The trade body, which has been boosted by new entrants to the market, has signed up adviser Sarah Barlow of Sarah Barlow Financial Solutions Limited (SBFSL).
The milestone comes after providers reported their busiest quarter on record in the first three months of 2019, with £936m unlocked from people’s homes, according to ERC membership data.
“I’ve seen a greater consumer demand for equity release as homeowners use it for a variety of reasons, including giving a living inheritance to help children onto the property ladder,” Barlow said.
“It was therefore important to me to be a member of a reputable trade body. One which promotes high standards of conduct and practice and helps consumers gain confidence in sourcing the right professional adviser for their needs.”
David Burrowes, chairman of the ERC said equity release was moving into the mainstream of financial services.
“With the UK’s population living longer, attitudes towards property and financial planning are changing across the UK,” he said.
“The retirees of tomorrow increasingly plan to use money invested in property as a ‘nest egg’ for unexpected expenses or to help family members while they are still alive. The UK faces a complex challenge to balance the financial needs of old and young alike and property has an integral role to play.”
The trade body
The ERC constitutes 300 firms and 1,000 registered individuals from providers, regulated financial advisers, solicitors, surveyors and other professionals.
Membership for advisers costs £303 for sole traders or individuals.

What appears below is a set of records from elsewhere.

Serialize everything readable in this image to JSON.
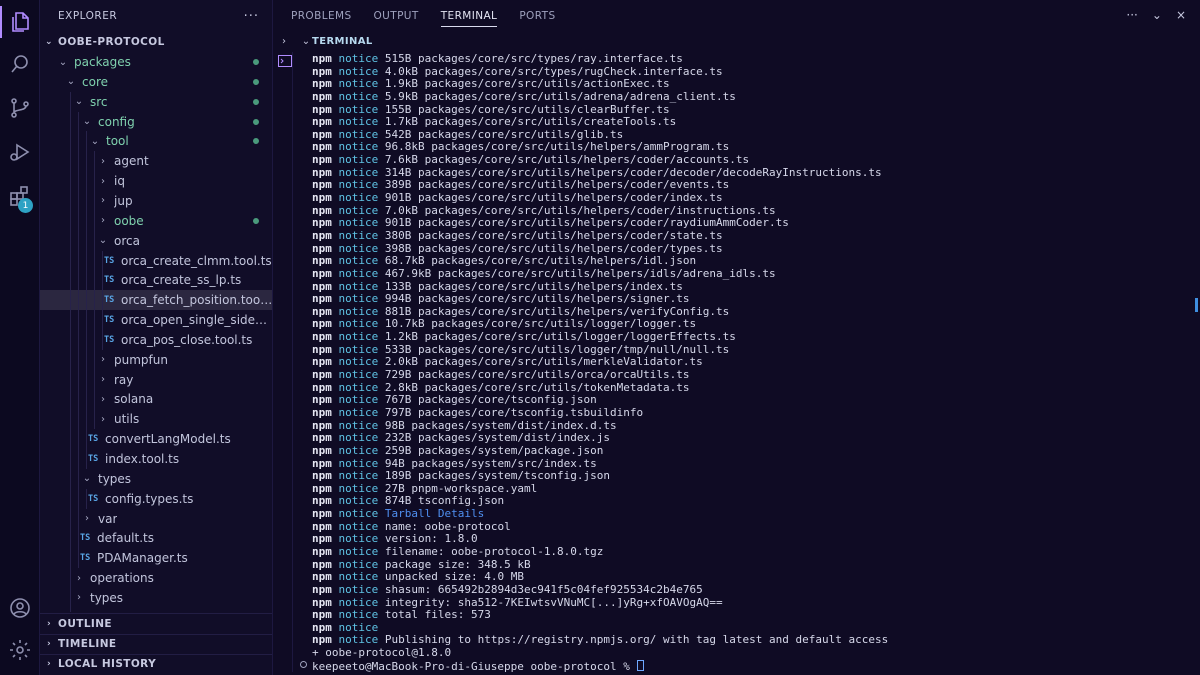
{
  "sidebar": {
    "title": "EXPLORER",
    "more": "···",
    "project": "OOBE-PROTOCOL",
    "sections": {
      "outline": "OUTLINE",
      "timeline": "TIMELINE",
      "local_history": "LOCAL HISTORY"
    },
    "tree": [
      {
        "label": "packages",
        "type": "folder",
        "open": true,
        "level": 1,
        "dot": true
      },
      {
        "label": "core",
        "type": "folder",
        "open": true,
        "level": 2,
        "dot": true
      },
      {
        "label": "src",
        "type": "folder",
        "open": true,
        "level": 3,
        "dot": true
      },
      {
        "label": "config",
        "type": "folder",
        "open": true,
        "level": 4,
        "dot": true
      },
      {
        "label": "tool",
        "type": "folder",
        "open": true,
        "level": 5,
        "dot": true
      },
      {
        "label": "agent",
        "type": "folder",
        "open": false,
        "level": 6
      },
      {
        "label": "iq",
        "type": "folder",
        "open": false,
        "level": 6
      },
      {
        "label": "jup",
        "type": "folder",
        "open": false,
        "level": 6
      },
      {
        "label": "oobe",
        "type": "folder",
        "open": false,
        "level": 6,
        "dot": true
      },
      {
        "label": "orca",
        "type": "folder",
        "open": true,
        "level": 6
      },
      {
        "label": "orca_create_clmm.tool.ts",
        "type": "file",
        "level": 7
      },
      {
        "label": "orca_create_ss_lp.ts",
        "type": "file",
        "level": 7
      },
      {
        "label": "orca_fetch_position.tool.ts",
        "type": "file",
        "level": 7,
        "selected": true
      },
      {
        "label": "orca_open_single_side_po...",
        "type": "file",
        "level": 7
      },
      {
        "label": "orca_pos_close.tool.ts",
        "type": "file",
        "level": 7
      },
      {
        "label": "pumpfun",
        "type": "folder",
        "open": false,
        "level": 6
      },
      {
        "label": "ray",
        "type": "folder",
        "open": false,
        "level": 6
      },
      {
        "label": "solana",
        "type": "folder",
        "open": false,
        "level": 6
      },
      {
        "label": "utils",
        "type": "folder",
        "open": false,
        "level": 6
      },
      {
        "label": "convertLangModel.ts",
        "type": "file",
        "level": 5
      },
      {
        "label": "index.tool.ts",
        "type": "file",
        "level": 5
      },
      {
        "label": "types",
        "type": "folder",
        "open": true,
        "level": 4
      },
      {
        "label": "config.types.ts",
        "type": "file",
        "level": 5
      },
      {
        "label": "var",
        "type": "folder",
        "open": false,
        "level": 4
      },
      {
        "label": "default.ts",
        "type": "file",
        "level": 4
      },
      {
        "label": "PDAManager.ts",
        "type": "file",
        "level": 4
      },
      {
        "label": "operations",
        "type": "folder",
        "open": false,
        "level": 3
      },
      {
        "label": "types",
        "type": "folder",
        "open": false,
        "level": 3
      },
      {
        "label": "utils",
        "type": "folder",
        "open": false,
        "level": 3
      }
    ]
  },
  "activity": {
    "extensions_badge": "1"
  },
  "panel": {
    "tabs": [
      "PROBLEMS",
      "OUTPUT",
      "TERMINAL",
      "PORTS"
    ],
    "active_tab": "TERMINAL",
    "terminal_title": "TERMINAL",
    "actions": [
      "···",
      "⌄",
      "×"
    ]
  },
  "terminal": {
    "prefix": "npm",
    "level": "notice",
    "lines": [
      "515B packages/core/src/types/ray.interface.ts",
      "4.0kB packages/core/src/types/rugCheck.interface.ts",
      "1.9kB packages/core/src/utils/actionExec.ts",
      "5.9kB packages/core/src/utils/adrena/adrena_client.ts",
      "155B packages/core/src/utils/clearBuffer.ts",
      "1.7kB packages/core/src/utils/createTools.ts",
      "542B packages/core/src/utils/glib.ts",
      "96.8kB packages/core/src/utils/helpers/ammProgram.ts",
      "7.6kB packages/core/src/utils/helpers/coder/accounts.ts",
      "314B packages/core/src/utils/helpers/coder/decoder/decodeRayInstructions.ts",
      "389B packages/core/src/utils/helpers/coder/events.ts",
      "901B packages/core/src/utils/helpers/coder/index.ts",
      "7.0kB packages/core/src/utils/helpers/coder/instructions.ts",
      "901B packages/core/src/utils/helpers/coder/raydiumAmmCoder.ts",
      "380B packages/core/src/utils/helpers/coder/state.ts",
      "398B packages/core/src/utils/helpers/coder/types.ts",
      "68.7kB packages/core/src/utils/helpers/idl.json",
      "467.9kB packages/core/src/utils/helpers/idls/adrena_idls.ts",
      "133B packages/core/src/utils/helpers/index.ts",
      "994B packages/core/src/utils/helpers/signer.ts",
      "881B packages/core/src/utils/helpers/verifyConfig.ts",
      "10.7kB packages/core/src/utils/logger/logger.ts",
      "1.2kB packages/core/src/utils/logger/loggerEffects.ts",
      "533B packages/core/src/utils/logger/tmp/null/null.ts",
      "2.0kB packages/core/src/utils/merkleValidator.ts",
      "729B packages/core/src/utils/orca/orcaUtils.ts",
      "2.8kB packages/core/src/utils/tokenMetadata.ts",
      "767B packages/core/tsconfig.json",
      "797B packages/core/tsconfig.tsbuildinfo",
      "98B packages/system/dist/index.d.ts",
      "232B packages/system/dist/index.js",
      "259B packages/system/package.json",
      "94B packages/system/src/index.ts",
      "189B packages/system/tsconfig.json",
      "27B pnpm-workspace.yaml",
      "874B tsconfig.json",
      "§Tarball Details",
      "name: oobe-protocol",
      "version: 1.8.0",
      "filename: oobe-protocol-1.8.0.tgz",
      "package size: 348.5 kB",
      "unpacked size: 4.0 MB",
      "shasum: 665492b2894d3ec941f5c04fef925534c2b4e765",
      "integrity: sha512-7KEIwtsvVNuMC[...]yRg+xfOAVOgAQ==",
      "total files: 573",
      "",
      "Publishing to https://registry.npmjs.org/ with tag latest and default access"
    ],
    "published": "+ oobe-protocol@1.8.0",
    "prompt": "keepeeto@MacBook-Pro-di-Giuseppe oobe-protocol % "
  }
}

Firms with two to nine advisers pay £276 per person, falling to £220 each for businesses with 10 to 24 and £193 if a company has more than 25.
Its board includes Burrowes, who is also a former Conservative MP and ERC chief executive Jim Boyd, as well as chief operating officer Donna Bathgate.
Nine members of the ERC are also voted onto the board every two years, with current representation from More 2 Life, Retirement Bridge, Pure Retirement, Hodge Lifetime, Just Group, Aviva, LV=, Age Partnership and Key Retirement Solutions.
Other big providers such as Legal & General and Canada Life are members but do not currently have a seat on the board.